by Yaa Ofiriwha Asare-Peasah – Ghana News Agency
MeTA Ghana: CSO & Media Orientation workshop
16 April 2009
Health reporting is a way of putting materials together and aimed at sharing knowledge and
creating awareness on important Public Health problems and their determinants (in different
population groups) such as policy makers and others involved in organizations that can
influence the health of a population.
Aims of health reporting:
Some examples of the aims of health reporting are:
• define common public health objectives, priorities and strategies
• Focus and co-ordinate the compilation, analysis and evaluation of health information
• foster the mutual exchange of health information, expertise and experience
• create networks for information and consultation in the area of health information
• contribute to making data collection mechanisms more comparable
• improve health information systems and disease monitoring and surveillance activities
Issues covered under health reporting include the following:
• Diseases such as the three targeted under the MDGs - HIV AIDS, Malaria and TB
. Other diseases, conditions and risk conditions such as the six childhood diseases, sanitation,
malnutrition, obesity, smoking and NCDs.
• Programmes, funding and financing
• Health, workforce and capacity and
• Population and reproductive health.
Medicines for instance are for:
The people must for example be told:
- That access to essential drugs is a human right issue
- That the right to health comes with the supply of essential drug list
- That government has an obligation to supply drugs
In trying to promote above, encourage responsible business practice and increase access to
quality essential medicines to Ghanaians MeTA seeks to promote:
. Transparency in the selection
. Proper use of medicines in developing countries including Ghana.
What can we report on:
- Treatment Schedules
- Control measures
- New Medicines
- Quality Controls
- Availability, Accessibility Acceptability, Affordability
- New Research works
- New Interventions
- Comparison of local and imported medicines (Prices/Changes)
- Pricing Policies and how they affect people
- Warning on Side Effects of particular medicines
- Expired and Fake Drugs
- Advocacy on policy Change
Dos and Don’ts:
A good health reporter does the following:
• Never stop reading, surfing the Internet to understand topics for writings
. Always talk to the experts - as a speciality never get your source, policy makers and readers
• If necessary gets in touch with the people whose lives are directly affected by a research
work or epidemic or the specific topic
• Quotes from the right source, what happens at any point in time.
• Adds accurate figures if necessary to give more credibility to the story and educate society
• Follow-ups: Checks the impact of story/article to assess public reaction or response.
• Make copies of published articles/stories for reference, a future event or even as supporting
documents for an international conference or workshop.

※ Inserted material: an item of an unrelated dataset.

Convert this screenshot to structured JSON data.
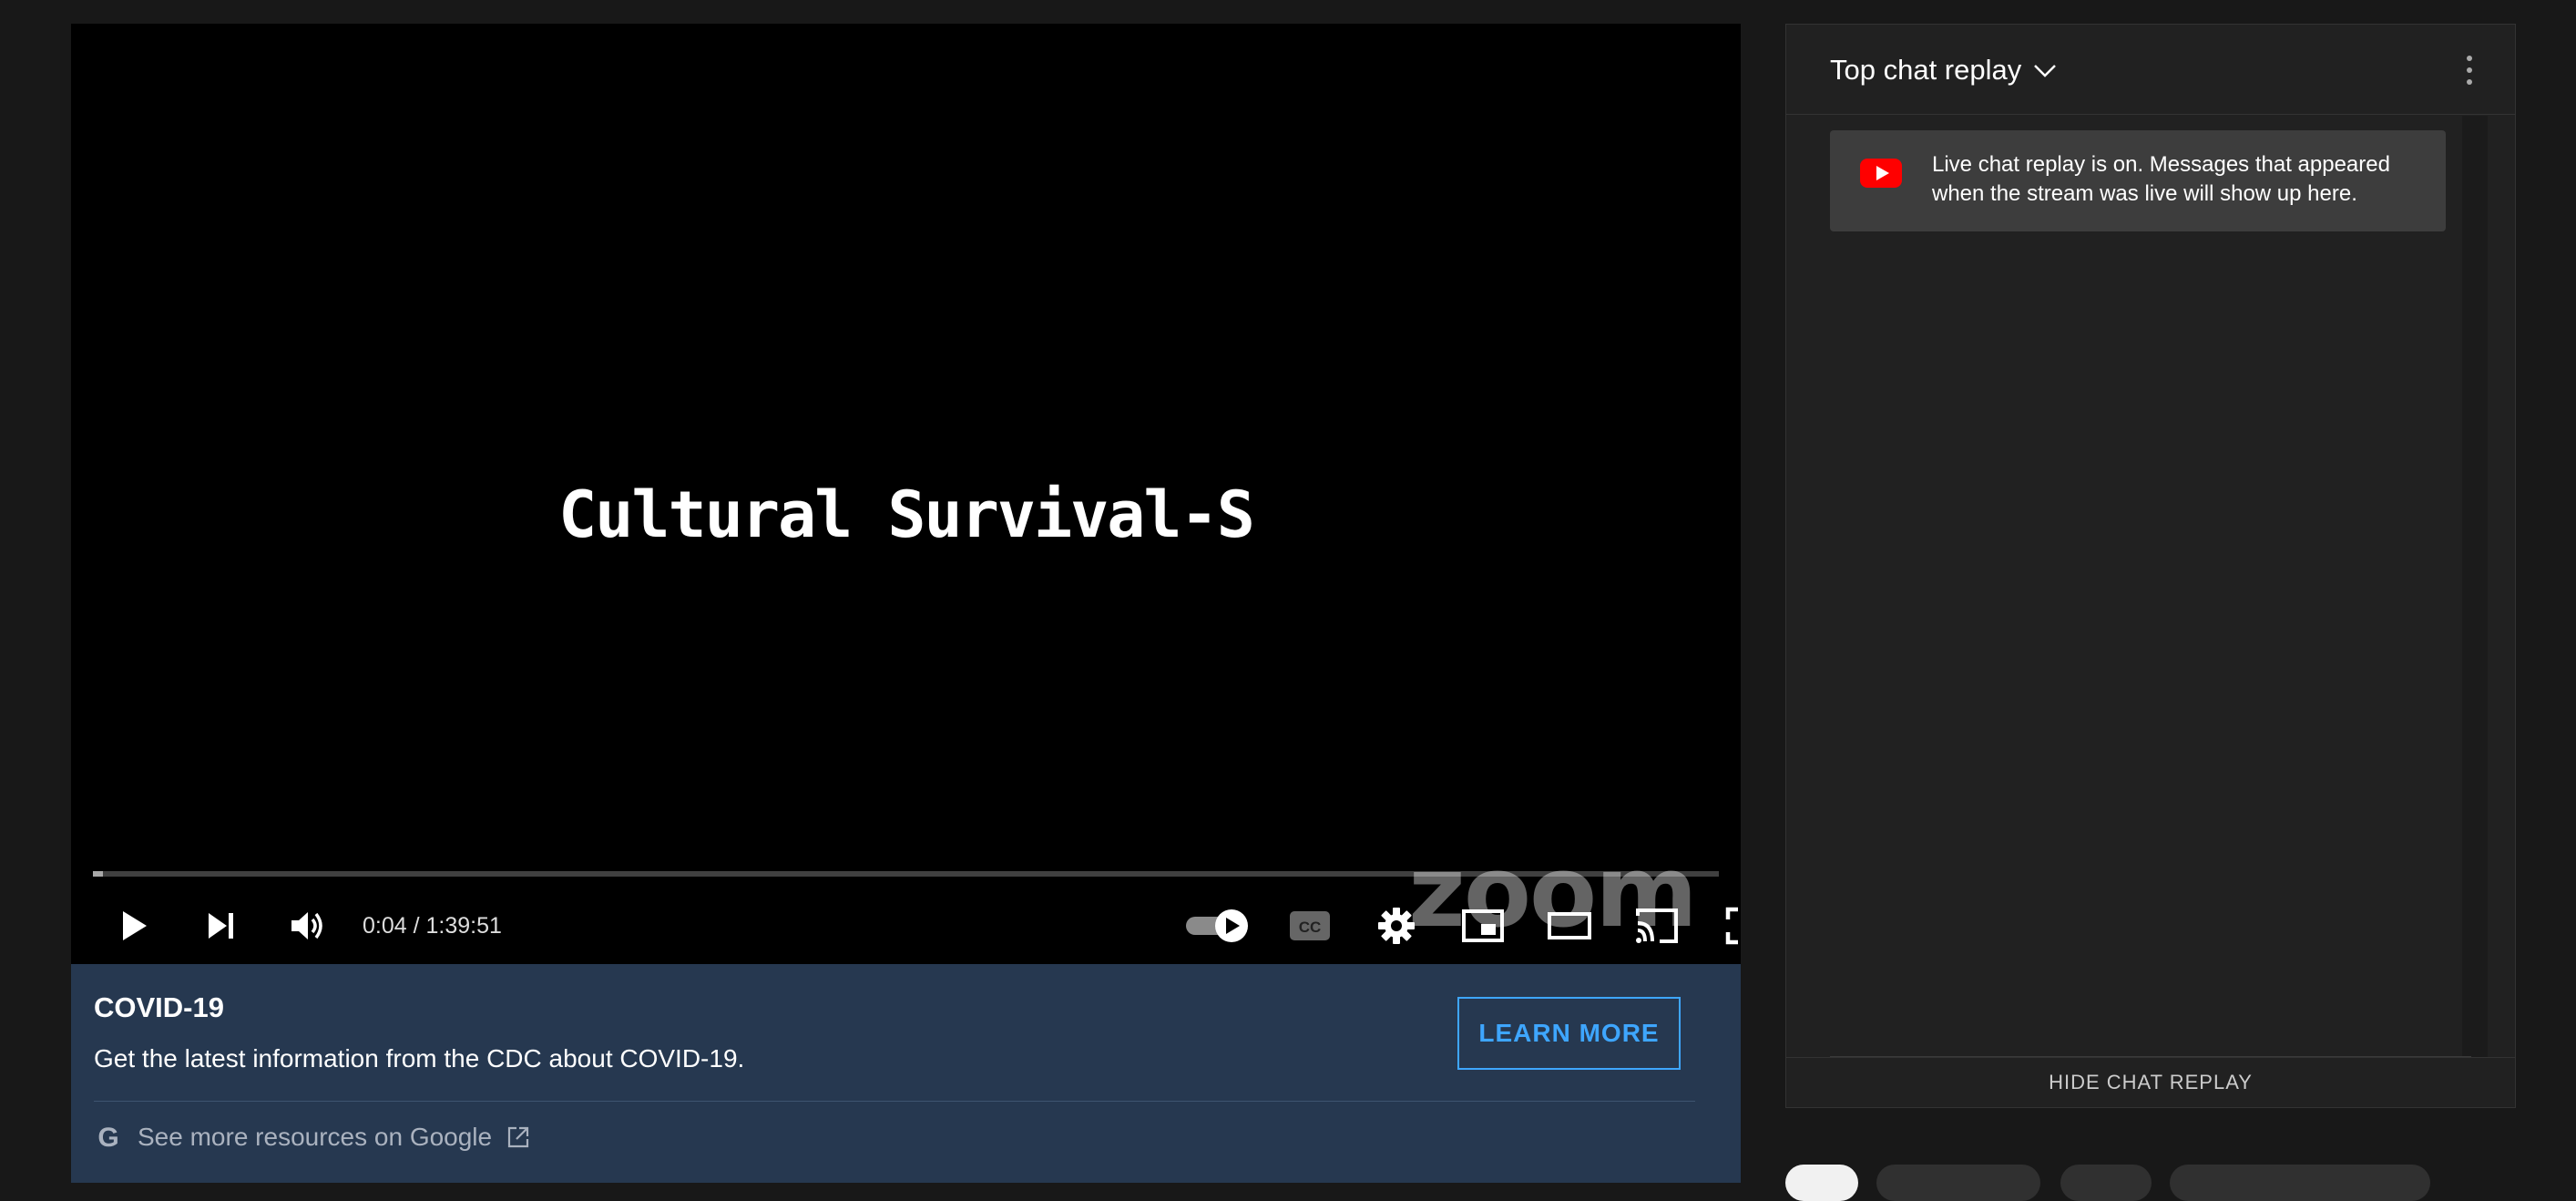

A good health reporter avoids the following:
• Keeps off unreliable sources
• Does not misquote source
• Does not forget to identify source with right names, titles or designations

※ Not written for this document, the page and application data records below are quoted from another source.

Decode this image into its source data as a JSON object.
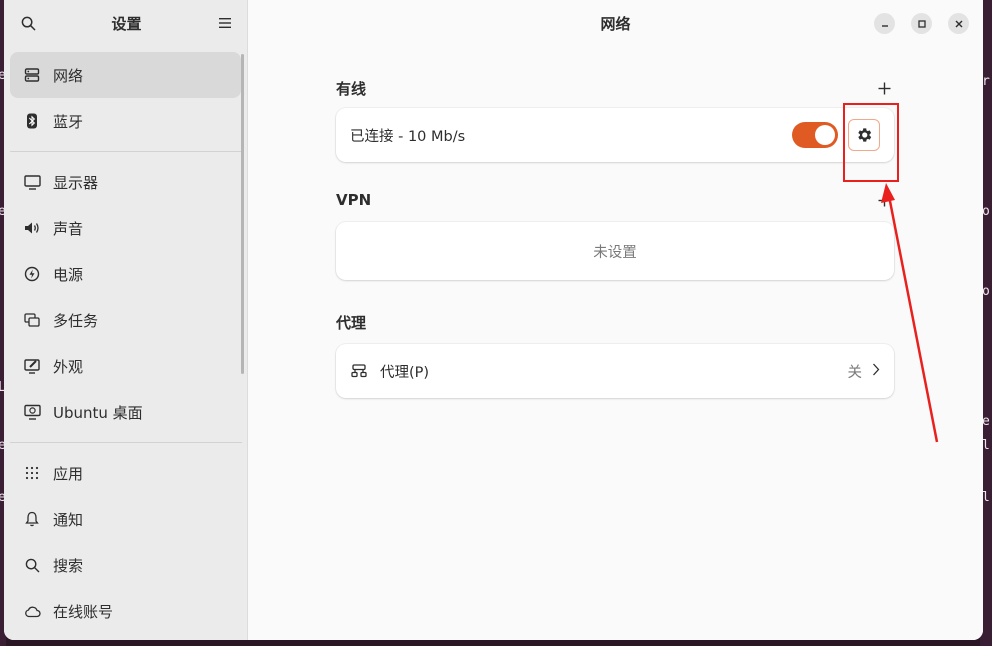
{
  "sidebar": {
    "title": "设置",
    "items": [
      {
        "label": "网络",
        "icon": "network-icon",
        "active": true
      },
      {
        "label": "蓝牙",
        "icon": "bluetooth-icon"
      },
      {
        "label": "显示器",
        "icon": "display-icon"
      },
      {
        "label": "声音",
        "icon": "sound-icon"
      },
      {
        "label": "电源",
        "icon": "power-icon"
      },
      {
        "label": "多任务",
        "icon": "multitask-icon"
      },
      {
        "label": "外观",
        "icon": "appearance-icon"
      },
      {
        "label": "Ubuntu 桌面",
        "icon": "ubuntu-desktop-icon"
      },
      {
        "label": "应用",
        "icon": "apps-icon"
      },
      {
        "label": "通知",
        "icon": "bell-icon"
      },
      {
        "label": "搜索",
        "icon": "search-icon"
      },
      {
        "label": "在线账号",
        "icon": "cloud-icon"
      }
    ]
  },
  "header": {
    "title": "网络"
  },
  "wired": {
    "title": "有线",
    "status": "已连接 - 10 Mb/s",
    "enabled": true
  },
  "vpn": {
    "title": "VPN",
    "empty": "未设置"
  },
  "proxy": {
    "title": "代理",
    "label": "代理(P)",
    "status": "关"
  },
  "colors": {
    "accent": "#e05a24",
    "annotation": "#e8211f"
  }
}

• Treats sources with respect
• Does not betray sources if they prefer anonymity/off records
• Explains technical terms/jargons but not in own words
• Explains abbreviations
• Avoids inaccuracies/spurious claims of cure for diseases or wonder drugs without the least
scientific proof or foundation.
• Gets appropriate authorities to comment on claims.
• Observes confidentialities where necessary
• Respects embargoes (e.g.)